Brazilian Camila Lima aims to establish herself in Canada for the long haul
On first meeting Camila Lima, a George Brown College (GBC) fourth-semester architectural technology student, she seems much like any other student. Within a couple of minutes of conversation though, her modesty and reserve take a backseat to what really sets her apart from her cohort: the sense of drive that saturates everything she does.
In December 2016, The Dialog interviewed Lima for a story about a petition to establish a community garden at Casa Loma campus she was helping to spearhead.

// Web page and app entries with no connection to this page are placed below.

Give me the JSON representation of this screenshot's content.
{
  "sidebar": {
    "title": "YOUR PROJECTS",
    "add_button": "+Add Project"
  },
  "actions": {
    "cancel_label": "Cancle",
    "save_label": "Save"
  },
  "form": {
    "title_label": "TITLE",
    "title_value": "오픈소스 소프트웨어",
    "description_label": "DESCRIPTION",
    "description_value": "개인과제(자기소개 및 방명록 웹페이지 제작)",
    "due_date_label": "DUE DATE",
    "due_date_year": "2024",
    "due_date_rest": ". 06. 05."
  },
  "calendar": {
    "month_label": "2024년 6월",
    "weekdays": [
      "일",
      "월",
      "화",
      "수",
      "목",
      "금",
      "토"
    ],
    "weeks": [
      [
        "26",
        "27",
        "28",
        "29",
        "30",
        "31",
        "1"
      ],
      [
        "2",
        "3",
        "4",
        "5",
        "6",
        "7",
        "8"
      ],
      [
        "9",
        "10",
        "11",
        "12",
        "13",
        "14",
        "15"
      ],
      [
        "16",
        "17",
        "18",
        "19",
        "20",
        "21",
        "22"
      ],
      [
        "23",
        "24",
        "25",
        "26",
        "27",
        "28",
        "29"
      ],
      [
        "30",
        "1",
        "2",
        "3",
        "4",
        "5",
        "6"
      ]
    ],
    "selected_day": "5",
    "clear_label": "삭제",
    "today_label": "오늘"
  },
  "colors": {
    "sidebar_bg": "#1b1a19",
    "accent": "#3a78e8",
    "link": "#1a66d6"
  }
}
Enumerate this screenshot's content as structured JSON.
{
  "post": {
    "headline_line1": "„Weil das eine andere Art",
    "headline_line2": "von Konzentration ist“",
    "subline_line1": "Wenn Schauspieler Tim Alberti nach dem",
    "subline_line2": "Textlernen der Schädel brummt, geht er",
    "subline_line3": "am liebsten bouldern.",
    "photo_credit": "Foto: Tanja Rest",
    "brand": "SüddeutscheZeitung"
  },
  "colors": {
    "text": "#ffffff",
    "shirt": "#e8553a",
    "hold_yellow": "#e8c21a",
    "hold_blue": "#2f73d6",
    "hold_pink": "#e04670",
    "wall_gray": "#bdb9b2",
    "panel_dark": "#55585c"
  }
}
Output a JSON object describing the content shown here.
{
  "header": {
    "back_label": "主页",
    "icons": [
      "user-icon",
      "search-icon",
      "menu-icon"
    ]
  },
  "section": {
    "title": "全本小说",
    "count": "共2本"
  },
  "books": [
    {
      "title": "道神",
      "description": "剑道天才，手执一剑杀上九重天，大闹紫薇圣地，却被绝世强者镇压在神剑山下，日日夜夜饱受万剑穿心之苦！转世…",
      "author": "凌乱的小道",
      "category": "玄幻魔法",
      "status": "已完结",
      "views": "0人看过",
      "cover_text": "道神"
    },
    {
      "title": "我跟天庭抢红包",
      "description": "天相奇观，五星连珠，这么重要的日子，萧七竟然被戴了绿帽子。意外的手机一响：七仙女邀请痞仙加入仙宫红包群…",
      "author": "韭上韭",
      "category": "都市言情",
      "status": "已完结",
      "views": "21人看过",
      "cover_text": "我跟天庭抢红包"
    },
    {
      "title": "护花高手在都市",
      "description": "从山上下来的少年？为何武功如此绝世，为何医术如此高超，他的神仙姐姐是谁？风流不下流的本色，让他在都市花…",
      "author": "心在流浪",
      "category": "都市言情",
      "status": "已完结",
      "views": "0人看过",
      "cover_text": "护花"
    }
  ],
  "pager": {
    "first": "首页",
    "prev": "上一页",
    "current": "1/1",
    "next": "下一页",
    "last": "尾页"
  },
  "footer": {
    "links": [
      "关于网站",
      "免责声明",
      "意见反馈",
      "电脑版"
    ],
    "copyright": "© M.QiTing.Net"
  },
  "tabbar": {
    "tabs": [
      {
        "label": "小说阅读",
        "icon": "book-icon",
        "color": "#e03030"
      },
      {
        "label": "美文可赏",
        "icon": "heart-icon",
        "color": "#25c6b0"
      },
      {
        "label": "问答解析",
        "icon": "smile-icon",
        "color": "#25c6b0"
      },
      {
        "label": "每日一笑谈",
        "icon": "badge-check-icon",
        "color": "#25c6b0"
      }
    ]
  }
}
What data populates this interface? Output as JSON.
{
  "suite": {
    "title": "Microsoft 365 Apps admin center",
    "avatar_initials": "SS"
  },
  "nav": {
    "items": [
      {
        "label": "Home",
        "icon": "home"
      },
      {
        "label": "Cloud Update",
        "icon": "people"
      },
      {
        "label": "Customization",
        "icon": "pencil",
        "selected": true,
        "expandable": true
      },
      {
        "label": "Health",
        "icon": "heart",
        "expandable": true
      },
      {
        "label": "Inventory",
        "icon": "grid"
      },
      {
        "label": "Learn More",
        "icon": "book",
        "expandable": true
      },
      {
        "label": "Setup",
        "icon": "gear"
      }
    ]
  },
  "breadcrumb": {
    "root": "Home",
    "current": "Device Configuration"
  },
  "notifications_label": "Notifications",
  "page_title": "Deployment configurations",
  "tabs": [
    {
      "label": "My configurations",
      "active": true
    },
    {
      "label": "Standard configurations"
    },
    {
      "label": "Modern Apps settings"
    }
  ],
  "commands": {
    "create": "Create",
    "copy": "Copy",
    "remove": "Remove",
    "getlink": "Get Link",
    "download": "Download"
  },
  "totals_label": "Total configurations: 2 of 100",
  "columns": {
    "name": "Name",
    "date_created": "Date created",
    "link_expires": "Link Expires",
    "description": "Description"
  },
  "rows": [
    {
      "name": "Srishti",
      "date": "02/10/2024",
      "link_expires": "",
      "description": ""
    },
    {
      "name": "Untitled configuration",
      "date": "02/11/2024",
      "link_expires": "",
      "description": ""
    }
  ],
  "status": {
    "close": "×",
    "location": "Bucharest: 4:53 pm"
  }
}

It has been over three months since that story ran, and by all indications Lima has imbued the project with the same kinetic energy she brings to everything.
In this interview, Lima mentioned that Claire Whitehead, Student Association employee and Casa Loma food bank lead, was planning to meet with Adel Esayed, the dean of the centre for construction, engineering and technology, about that very garden.
“She’s meeting with him today to talk about the garden and maybe get the carpentry students to make some raised beds for the plants,” Lima said, almost offhand, adding that she would have gone as well if her schedule allowed it.
The Student Association funds The Dialog.
Most student initiatives don’t get very far. This one’s not only alive and well but is actively gaining momentum months after its genesis, and Lima deserves at least some of the credit.
Lima’s drive to achieve her goals has deeper roots than school. Lima was born and raised in Rio de Janeiro, Brazil, living there for most of her early life. Then she got to see the world and her direction changed.
As Lima tells it, she participated in a high school exchange program when she was 16, spending six months in Halifax as a teenager. It was there that she realized Canada had more to offer her than a single exchange semester.
When Lima was 18 and in her first year of university in Brazil, she transferred from the Federal University of Bahia to GBC. She had no family here and made the move all by herself. A difficult transition for most people, but Lima adapted and flourished.
“I tried to get as involved as I can in the college community and off-campus as well. I like this feeling of being a part of something,” said Lima, adding that getting involved is particularly important for international students with no connections to their new home.
In Lima’s case, she hopes this home might be a permanent one. Lima wants to get a job in her field and save up some money to settle and establish herself in Canada. Later on, she wants to get a university degree.
And when it comes to advice for others in her position, her vision is even clearer.
“Be focused, know your goals, try to stay very objective on where you want to be at in a couple of years. (It’s about) what you want to achieve, and what your objectives are after college, not only ‘I’m here and I’m studying.’”